* **Instructions to follow**
Return the data below in full and exactly, except that the pictures are dropped.

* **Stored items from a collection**
--

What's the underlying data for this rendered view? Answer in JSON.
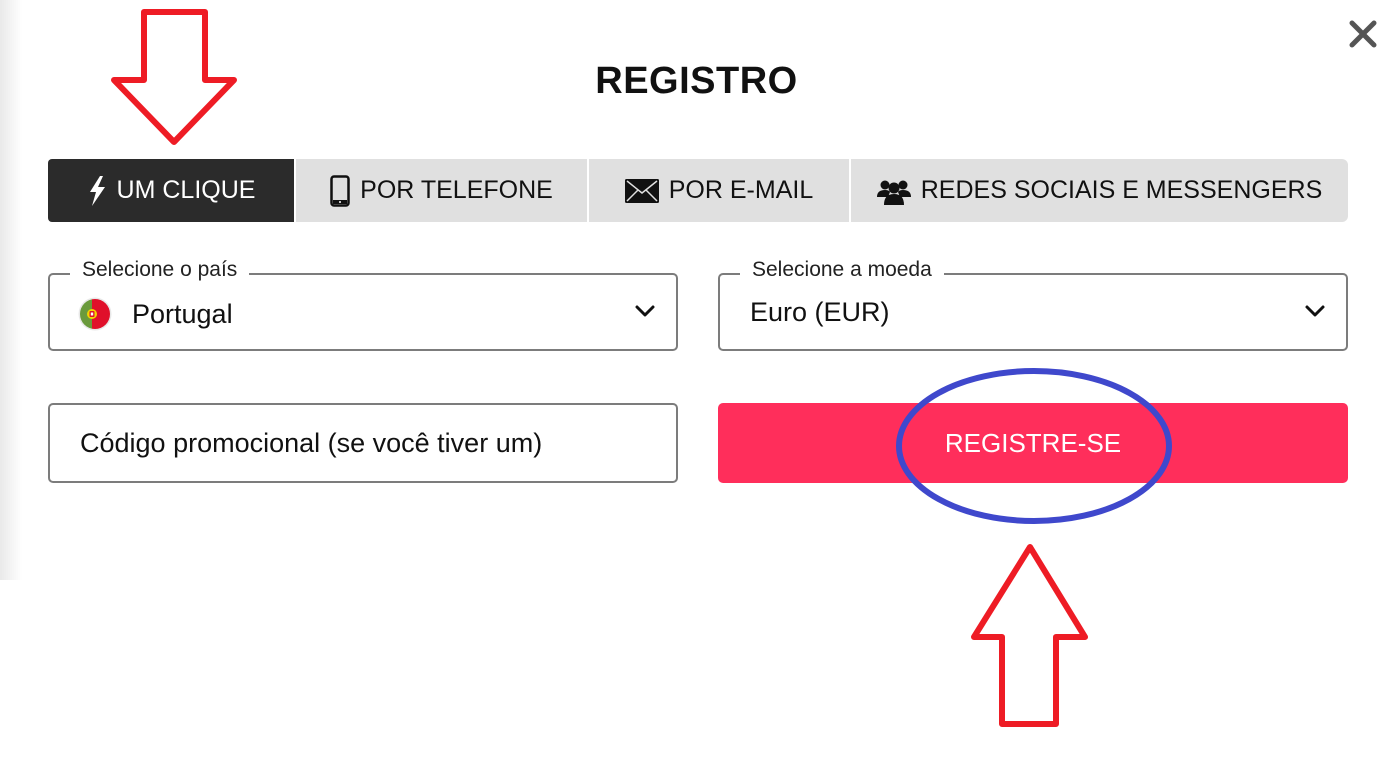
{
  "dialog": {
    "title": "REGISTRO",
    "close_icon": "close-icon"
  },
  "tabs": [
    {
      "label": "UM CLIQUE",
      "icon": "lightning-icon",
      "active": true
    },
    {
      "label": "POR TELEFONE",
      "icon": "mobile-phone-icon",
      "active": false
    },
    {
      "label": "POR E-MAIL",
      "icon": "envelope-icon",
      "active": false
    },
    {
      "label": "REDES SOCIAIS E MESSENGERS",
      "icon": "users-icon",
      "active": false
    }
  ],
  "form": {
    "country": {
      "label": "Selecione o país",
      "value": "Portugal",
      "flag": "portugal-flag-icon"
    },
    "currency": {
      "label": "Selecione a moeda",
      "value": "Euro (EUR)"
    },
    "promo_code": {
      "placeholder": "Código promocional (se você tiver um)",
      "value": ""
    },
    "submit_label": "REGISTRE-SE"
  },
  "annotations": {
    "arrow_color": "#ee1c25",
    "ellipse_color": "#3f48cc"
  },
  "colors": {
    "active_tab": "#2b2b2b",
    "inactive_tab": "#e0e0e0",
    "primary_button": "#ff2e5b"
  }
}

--

* **Answer to the problem**
What's the underlying data for this rendered view? Answer in JSON.
{
  "dialog": {
    "title": "REGISTRO",
    "close_icon": "close-icon"
  },
  "tabs": [
    {
      "label": "UM CLIQUE",
      "icon": "lightning-icon",
      "active": true
    },
    {
      "label": "POR TELEFONE",
      "icon": "mobile-phone-icon",
      "active": false
    },
    {
      "label": "POR E-MAIL",
      "icon": "envelope-icon",
      "active": false
    },
    {
      "label": "REDES SOCIAIS E MESSENGERS",
      "icon": "users-icon",
      "active": false
    }
  ],
  "form": {
    "country": {
      "label": "Selecione o país",
      "value": "Portugal",
      "flag": "portugal-flag-icon"
    },
    "currency": {
      "label": "Selecione a moeda",
      "value": "Euro (EUR)"
    },
    "promo_code": {
      "placeholder": "Código promocional (se você tiver um)",
      "value": ""
    },
    "submit_label": "REGISTRE-SE"
  },
  "annotations": {
    "arrow_color": "#ee1c25",
    "ellipse_color": "#3f48cc"
  },
  "colors": {
    "active_tab": "#2b2b2b",
    "inactive_tab": "#e0e0e0",
    "primary_button": "#ff2e5b"
  }
}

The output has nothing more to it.